The devastating effects of hurricanes, floods and storm surges currently impacting the US, Caribbean, Cuba and Bahamas could soon be felt by Australian cities if we don’t urgently focus on adaptation and resilience.

Australian coastal cities are becoming increasing vulnerable to sea-level rise and extreme weather events, and governments need to step up their responses, according to local and international experts.

Adam Parris, executive director of the Science and Resilience Institute at Jamaica Bay in New York City, was brought out by the ANU Climate Change Institute last week to speak on why coastal cities need to be better prepared for extreme weather.

Parris also met with policymakers to talk about resilience measures in New York, and to make clear the extent of impacts on cities from future sea-level rise. He says there is now “substantial scientific evidence” that we’ve underestimated future rising – and the sooner we act the cheaper it will be.

“We’re looking at higher levels of sea level rise – 5-25cm over the next decade, and two metres by 2080,” he told The Fifth Estate.

“Any amount of sea-level rise will increase severity and frequency of floods. We need to start preparing people for this.”
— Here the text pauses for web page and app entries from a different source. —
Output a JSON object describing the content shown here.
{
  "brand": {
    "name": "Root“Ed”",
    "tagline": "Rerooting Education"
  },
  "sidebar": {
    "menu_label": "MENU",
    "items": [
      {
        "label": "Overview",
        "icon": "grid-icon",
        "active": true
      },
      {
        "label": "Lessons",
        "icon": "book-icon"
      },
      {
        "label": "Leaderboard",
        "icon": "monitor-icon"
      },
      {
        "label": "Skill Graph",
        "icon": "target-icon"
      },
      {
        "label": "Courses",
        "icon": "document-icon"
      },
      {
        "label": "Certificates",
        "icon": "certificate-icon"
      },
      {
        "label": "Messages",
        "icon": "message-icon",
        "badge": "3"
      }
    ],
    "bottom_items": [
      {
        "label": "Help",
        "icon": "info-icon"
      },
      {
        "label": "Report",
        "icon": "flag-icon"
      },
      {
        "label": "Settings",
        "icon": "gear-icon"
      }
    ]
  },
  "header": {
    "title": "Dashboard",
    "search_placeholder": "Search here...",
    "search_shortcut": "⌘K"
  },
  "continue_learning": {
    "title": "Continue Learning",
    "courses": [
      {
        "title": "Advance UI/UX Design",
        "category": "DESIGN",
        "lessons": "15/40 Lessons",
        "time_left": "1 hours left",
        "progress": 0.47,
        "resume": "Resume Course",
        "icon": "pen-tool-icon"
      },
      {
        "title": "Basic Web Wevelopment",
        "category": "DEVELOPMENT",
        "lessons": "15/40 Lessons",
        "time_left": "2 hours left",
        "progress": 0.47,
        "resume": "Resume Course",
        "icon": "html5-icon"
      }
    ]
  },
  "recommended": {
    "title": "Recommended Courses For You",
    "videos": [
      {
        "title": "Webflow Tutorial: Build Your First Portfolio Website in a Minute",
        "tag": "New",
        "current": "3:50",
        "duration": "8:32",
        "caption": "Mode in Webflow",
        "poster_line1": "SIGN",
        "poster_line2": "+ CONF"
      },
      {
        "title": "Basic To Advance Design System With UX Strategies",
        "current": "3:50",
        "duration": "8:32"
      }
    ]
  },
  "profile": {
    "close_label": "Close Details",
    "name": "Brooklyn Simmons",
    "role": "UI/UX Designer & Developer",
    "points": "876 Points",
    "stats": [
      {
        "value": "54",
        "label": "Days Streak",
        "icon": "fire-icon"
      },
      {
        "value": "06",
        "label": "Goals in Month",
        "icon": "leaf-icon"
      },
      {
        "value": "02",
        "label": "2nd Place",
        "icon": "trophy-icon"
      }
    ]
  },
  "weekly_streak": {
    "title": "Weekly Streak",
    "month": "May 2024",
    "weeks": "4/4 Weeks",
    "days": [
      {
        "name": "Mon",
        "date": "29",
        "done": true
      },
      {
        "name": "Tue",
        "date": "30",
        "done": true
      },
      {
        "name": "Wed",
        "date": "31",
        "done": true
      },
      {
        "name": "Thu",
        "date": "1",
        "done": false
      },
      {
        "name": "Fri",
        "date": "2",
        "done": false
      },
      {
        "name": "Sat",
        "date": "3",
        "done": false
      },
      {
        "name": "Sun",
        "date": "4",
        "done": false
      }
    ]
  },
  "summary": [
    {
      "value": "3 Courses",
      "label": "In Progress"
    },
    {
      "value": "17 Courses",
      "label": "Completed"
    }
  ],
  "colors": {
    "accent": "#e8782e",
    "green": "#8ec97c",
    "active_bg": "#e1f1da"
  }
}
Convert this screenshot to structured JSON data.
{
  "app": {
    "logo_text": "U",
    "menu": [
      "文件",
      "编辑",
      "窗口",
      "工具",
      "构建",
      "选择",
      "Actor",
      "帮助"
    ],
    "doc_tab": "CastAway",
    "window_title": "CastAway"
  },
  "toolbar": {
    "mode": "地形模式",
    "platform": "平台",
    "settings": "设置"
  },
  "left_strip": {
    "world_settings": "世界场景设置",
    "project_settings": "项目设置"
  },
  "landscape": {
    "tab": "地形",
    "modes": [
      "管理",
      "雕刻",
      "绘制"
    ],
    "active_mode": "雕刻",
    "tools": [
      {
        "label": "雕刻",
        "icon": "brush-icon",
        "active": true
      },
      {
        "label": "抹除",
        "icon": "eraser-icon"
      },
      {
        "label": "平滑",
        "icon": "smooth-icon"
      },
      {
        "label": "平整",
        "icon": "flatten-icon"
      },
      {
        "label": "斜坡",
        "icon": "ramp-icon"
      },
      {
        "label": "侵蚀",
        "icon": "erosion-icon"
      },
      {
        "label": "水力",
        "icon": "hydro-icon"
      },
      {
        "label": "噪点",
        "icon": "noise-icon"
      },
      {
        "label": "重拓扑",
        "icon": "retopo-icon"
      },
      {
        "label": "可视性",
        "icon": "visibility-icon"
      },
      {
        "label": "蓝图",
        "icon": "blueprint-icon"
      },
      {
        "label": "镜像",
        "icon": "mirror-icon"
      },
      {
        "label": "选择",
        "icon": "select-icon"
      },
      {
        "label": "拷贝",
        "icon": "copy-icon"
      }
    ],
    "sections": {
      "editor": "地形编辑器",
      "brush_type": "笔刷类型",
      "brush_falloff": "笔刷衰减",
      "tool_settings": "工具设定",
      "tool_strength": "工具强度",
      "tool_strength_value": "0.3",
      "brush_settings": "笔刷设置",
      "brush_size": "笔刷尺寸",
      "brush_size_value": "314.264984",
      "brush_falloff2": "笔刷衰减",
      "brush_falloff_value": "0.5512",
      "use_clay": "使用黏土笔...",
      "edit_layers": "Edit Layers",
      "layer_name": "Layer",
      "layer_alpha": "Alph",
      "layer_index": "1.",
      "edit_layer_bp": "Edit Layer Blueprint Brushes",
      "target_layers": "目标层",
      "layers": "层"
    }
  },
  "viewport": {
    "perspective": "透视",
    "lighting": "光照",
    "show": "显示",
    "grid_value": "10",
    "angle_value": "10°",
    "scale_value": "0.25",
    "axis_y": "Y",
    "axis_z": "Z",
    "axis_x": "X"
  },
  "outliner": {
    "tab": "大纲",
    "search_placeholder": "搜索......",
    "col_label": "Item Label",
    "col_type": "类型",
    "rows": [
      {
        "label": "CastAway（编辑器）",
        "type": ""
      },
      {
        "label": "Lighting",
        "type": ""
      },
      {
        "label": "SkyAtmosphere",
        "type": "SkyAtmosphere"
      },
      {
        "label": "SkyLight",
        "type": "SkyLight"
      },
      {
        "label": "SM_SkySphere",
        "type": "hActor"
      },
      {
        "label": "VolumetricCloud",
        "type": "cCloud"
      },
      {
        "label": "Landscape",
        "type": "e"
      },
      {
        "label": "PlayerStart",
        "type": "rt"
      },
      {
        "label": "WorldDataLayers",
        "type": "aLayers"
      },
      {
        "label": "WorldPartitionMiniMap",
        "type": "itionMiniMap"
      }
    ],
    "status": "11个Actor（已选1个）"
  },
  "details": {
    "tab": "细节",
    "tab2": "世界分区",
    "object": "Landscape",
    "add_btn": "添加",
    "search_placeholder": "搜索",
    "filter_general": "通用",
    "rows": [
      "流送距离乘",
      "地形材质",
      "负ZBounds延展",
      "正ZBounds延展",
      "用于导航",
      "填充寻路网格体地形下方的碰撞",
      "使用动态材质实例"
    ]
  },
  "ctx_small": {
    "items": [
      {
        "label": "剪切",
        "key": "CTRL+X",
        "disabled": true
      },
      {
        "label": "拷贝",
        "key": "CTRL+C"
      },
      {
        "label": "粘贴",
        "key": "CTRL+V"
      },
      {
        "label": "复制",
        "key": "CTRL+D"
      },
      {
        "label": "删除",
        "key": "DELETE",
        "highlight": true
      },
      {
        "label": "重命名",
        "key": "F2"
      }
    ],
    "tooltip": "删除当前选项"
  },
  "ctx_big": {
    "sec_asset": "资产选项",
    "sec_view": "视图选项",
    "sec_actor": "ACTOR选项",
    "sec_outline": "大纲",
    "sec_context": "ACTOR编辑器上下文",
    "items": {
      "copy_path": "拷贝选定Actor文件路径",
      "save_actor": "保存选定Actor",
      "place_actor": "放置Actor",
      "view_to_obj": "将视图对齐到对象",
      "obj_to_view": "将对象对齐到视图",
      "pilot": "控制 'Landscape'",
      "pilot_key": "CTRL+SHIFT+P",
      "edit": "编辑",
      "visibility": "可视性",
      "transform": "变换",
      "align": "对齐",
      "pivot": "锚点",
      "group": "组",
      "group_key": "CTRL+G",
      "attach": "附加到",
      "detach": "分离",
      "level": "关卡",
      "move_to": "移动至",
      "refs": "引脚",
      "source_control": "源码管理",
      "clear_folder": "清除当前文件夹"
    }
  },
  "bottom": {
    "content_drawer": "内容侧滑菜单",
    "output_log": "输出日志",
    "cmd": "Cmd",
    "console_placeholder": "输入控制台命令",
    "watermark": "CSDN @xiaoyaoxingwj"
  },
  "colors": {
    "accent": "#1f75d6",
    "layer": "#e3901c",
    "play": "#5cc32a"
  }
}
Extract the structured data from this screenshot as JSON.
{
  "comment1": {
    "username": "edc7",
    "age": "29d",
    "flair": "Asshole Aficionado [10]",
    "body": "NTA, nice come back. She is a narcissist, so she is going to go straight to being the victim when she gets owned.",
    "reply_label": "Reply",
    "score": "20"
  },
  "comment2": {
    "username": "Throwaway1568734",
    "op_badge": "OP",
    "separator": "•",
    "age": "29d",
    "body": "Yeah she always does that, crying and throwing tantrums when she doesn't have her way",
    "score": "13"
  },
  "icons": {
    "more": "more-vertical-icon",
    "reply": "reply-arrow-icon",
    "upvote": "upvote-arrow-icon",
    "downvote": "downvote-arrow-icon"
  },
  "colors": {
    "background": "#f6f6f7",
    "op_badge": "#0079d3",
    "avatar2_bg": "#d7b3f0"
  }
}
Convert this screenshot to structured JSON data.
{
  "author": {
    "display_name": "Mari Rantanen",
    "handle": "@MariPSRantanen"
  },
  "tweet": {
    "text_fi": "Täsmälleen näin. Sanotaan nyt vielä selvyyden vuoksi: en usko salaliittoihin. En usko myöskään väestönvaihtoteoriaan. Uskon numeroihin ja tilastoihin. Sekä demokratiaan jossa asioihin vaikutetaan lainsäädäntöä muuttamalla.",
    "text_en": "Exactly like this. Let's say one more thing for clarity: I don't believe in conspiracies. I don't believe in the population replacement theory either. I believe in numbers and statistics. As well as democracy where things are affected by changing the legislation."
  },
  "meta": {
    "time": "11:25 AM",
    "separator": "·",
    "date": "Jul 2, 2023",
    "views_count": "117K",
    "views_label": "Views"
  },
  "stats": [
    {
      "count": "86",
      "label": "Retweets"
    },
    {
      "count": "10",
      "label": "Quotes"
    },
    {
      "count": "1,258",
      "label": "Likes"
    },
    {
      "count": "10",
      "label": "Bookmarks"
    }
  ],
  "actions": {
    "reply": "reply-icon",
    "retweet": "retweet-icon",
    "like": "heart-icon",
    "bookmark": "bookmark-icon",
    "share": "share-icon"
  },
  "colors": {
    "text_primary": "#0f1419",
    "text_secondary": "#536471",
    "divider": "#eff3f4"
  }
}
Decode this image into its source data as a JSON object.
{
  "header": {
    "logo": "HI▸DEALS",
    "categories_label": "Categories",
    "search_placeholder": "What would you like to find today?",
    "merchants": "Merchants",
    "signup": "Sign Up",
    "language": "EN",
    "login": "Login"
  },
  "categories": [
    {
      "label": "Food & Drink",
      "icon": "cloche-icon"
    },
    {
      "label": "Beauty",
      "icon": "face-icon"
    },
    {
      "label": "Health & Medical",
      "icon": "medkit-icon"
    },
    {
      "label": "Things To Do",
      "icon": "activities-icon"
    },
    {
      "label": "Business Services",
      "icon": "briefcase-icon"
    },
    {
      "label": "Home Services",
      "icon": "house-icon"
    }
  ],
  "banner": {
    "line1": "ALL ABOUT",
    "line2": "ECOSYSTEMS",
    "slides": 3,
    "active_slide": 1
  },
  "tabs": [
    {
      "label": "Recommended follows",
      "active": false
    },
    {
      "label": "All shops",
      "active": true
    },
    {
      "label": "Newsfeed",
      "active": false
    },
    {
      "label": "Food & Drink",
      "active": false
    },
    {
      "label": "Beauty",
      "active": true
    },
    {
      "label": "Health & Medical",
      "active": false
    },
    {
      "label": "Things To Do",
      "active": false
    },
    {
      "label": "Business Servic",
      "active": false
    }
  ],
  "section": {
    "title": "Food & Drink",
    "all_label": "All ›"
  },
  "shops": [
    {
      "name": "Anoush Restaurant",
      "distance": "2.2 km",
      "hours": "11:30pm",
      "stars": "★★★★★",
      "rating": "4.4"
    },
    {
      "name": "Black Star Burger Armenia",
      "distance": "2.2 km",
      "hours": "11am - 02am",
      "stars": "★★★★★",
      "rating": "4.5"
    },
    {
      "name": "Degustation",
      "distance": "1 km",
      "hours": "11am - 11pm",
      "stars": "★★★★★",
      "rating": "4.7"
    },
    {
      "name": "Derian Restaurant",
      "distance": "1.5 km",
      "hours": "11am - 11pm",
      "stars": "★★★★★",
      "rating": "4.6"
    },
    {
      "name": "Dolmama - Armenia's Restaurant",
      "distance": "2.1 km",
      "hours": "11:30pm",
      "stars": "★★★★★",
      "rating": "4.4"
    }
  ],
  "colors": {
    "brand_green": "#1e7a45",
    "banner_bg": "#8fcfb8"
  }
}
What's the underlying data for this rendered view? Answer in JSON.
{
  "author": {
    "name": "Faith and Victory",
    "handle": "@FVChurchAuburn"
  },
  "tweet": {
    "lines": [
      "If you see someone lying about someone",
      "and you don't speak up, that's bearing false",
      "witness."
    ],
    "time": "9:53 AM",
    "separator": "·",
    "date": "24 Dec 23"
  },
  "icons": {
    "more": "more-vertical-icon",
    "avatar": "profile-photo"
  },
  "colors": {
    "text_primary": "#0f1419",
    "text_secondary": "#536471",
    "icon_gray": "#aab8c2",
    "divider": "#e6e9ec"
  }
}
Apart from sea-level rise, climate change is also causing more extreme weather.

“As our climate changes, we’ll also be seeing storms with more intense precipitation, whether they’re tropical storms or thunderstorms,” he said.

In New York, emergency preparedness is a key strategy Parris is engaged in at Jamaica Bay, with the institute having developed a community emergency response toolkit.

The institute is also helping cities look at long-term planning in terms of responding to sea-level rise and flooding, and how that interacts with building codes. One project is looking at how effective tidal marshes and wetlands are for buffering the effects of storm surges and improving water quality.

“We’re already seeing parts of New York City that flood on an almost monthly basis with impacts on people’s lives and livelihoods,” he said.

“Sea level rise is only going to increase the duration, frequency and intensity of flooding. We also have to consider that once-in-every-500-years storm and make sure that critical infrastructure is protected.”

Parris said it was critical that cities’ metropolitan plans included up-to-date details on sea-level rise.

“It’s absolutely critical for agencies under the mayor’s office, departments of planning and environment – they need that kind of guiding document to coordinate. They also need to be able to point at that when they engage communities. It becomes a unifying document from the citywide scale down to neighbourhood scale.”

He said there was already good work happening in Australia, pointing to Lake Macquarie City Council and its community engagement strategy.

“I think that’s very inspiring wherever you see councils and planners engaging with communities.”

US events a wake-up call

Parris’ warnings to governments have been echoed by Australian experts.

Australian Coastal Councils Association executive director Alan Stokes recently told ABC’s PM radio program that the hurricanes battering the US coast were a “wake-up call”.

“We should be taking much better notice of what’s happening over there at the moment because we could face very similar circumstances here in Australia,” Mr Stokes said.

He said funding for science related to climate change adaptation and resilience had been cut.

“We find it difficult to understand why the science to assist people who are trying to deal with these risks is being cut back, and funds are simply not available to assist councils to carry out the works required to address these threats.”

Flinders University strategic professor in coastal studies Patrick Hesp said building and living around the coast needed to be better managed.

“If we don’t start following some hard and fast rules, the world’s coastal areas will be in diabolical trouble as sea levels rise due to climate change,” Professor Hesp said.

He said there had been unprecedented growth in global populations around the coast, with 2130 coastal cities today compared with 470 in 1950.

“The impact on the coastal environment has been phenomenal,” he said, particularly around coastal erosion.

One of the solutions that may be needed if we were to continue our coastal living love affair, he said, was to find significant new supplies of sand (of which we are running out), or to build sea walls. However, he noted that governments like NSW had declared they would not pay for the construction of fortified sea walls to save threatened coastal properties.

Professor Hesp said adaptation plans needed to be put in place.

“But plans themselves are no good, unless there is money and community willingness to implement them.”